─── Excerpted data
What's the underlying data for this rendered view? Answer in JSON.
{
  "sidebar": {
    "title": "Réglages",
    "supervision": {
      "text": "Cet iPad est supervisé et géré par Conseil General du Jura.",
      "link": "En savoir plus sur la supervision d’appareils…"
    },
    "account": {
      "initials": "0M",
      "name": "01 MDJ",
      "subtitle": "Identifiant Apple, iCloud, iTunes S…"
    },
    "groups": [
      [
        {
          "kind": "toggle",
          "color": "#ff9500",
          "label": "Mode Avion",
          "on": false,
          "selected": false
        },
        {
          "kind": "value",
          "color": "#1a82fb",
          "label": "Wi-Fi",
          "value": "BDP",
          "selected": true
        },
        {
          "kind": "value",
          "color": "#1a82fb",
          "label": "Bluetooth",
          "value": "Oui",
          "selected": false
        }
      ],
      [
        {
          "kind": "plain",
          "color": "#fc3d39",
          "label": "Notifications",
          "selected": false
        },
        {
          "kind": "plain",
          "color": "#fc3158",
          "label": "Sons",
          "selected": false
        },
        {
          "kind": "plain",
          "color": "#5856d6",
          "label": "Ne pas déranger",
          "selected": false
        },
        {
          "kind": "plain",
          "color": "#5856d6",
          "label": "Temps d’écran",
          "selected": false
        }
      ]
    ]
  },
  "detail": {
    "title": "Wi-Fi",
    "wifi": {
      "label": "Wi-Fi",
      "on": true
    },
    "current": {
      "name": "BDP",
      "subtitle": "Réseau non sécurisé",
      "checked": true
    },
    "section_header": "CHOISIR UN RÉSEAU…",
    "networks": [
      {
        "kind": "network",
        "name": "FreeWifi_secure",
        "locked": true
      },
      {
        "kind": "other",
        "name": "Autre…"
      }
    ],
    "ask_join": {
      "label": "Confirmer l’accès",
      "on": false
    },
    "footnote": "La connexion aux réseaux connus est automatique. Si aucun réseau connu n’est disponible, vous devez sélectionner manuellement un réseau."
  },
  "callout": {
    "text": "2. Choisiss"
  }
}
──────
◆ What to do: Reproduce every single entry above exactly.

◆ Answer box:
What's the underlying data for this rendered view? Answer in JSON.
{
  "sidebar": {
    "title": "Réglages",
    "supervision": {
      "text": "Cet iPad est supervisé et géré par Conseil General du Jura.",
      "link": "En savoir plus sur la supervision d’appareils…"
    },
    "account": {
      "initials": "0M",
      "name": "01 MDJ",
      "subtitle": "Identifiant Apple, iCloud, iTunes S…"
    },
    "groups": [
      [
        {
          "kind": "toggle",
          "color": "#ff9500",
          "label": "Mode Avion",
          "on": false,
          "selected": false
        },
        {
          "kind": "value",
          "color": "#1a82fb",
          "label": "Wi-Fi",
          "value": "BDP",
          "selected": true
        },
        {
          "kind": "value",
          "color": "#1a82fb",
          "label": "Bluetooth",
          "value": "Oui",
          "selected": false
        }
      ],
      [
        {
          "kind": "plain",
          "color": "#fc3d39",
          "label": "Notifications",
          "selected": false
        },
        {
          "kind": "plain",
          "color": "#fc3158",
          "label": "Sons",
          "selected": false
        },
        {
          "kind": "plain",
          "color": "#5856d6",
          "label": "Ne pas déranger",
          "selected": false
        },
        {
          "kind": "plain",
          "color": "#5856d6",
          "label": "Temps d’écran",
          "selected": false
        }
      ]
    ]
  },
  "detail": {
    "title": "Wi-Fi",
    "wifi": {
      "label": "Wi-Fi",
      "on": true
    },
    "current": {
      "name": "BDP",
      "subtitle": "Réseau non sécurisé",
      "checked": true
    },
    "section_header": "CHOISIR UN RÉSEAU…",
    "networks": [
      {
        "kind": "network",
        "name": "FreeWifi_secure",
        "locked": true
      },
      {
        "kind": "other",
        "name": "Autre…"
      }
    ],
    "ask_join": {
      "label": "Confirmer l’accès",
      "on": false
    },
    "footnote": "La connexion aux réseaux connus est automatique. Si aucun réseau connu n’est disponible, vous devez sélectionner manuellement un réseau."
  },
  "callout": {
    "text": "2. Choisiss"
  }
}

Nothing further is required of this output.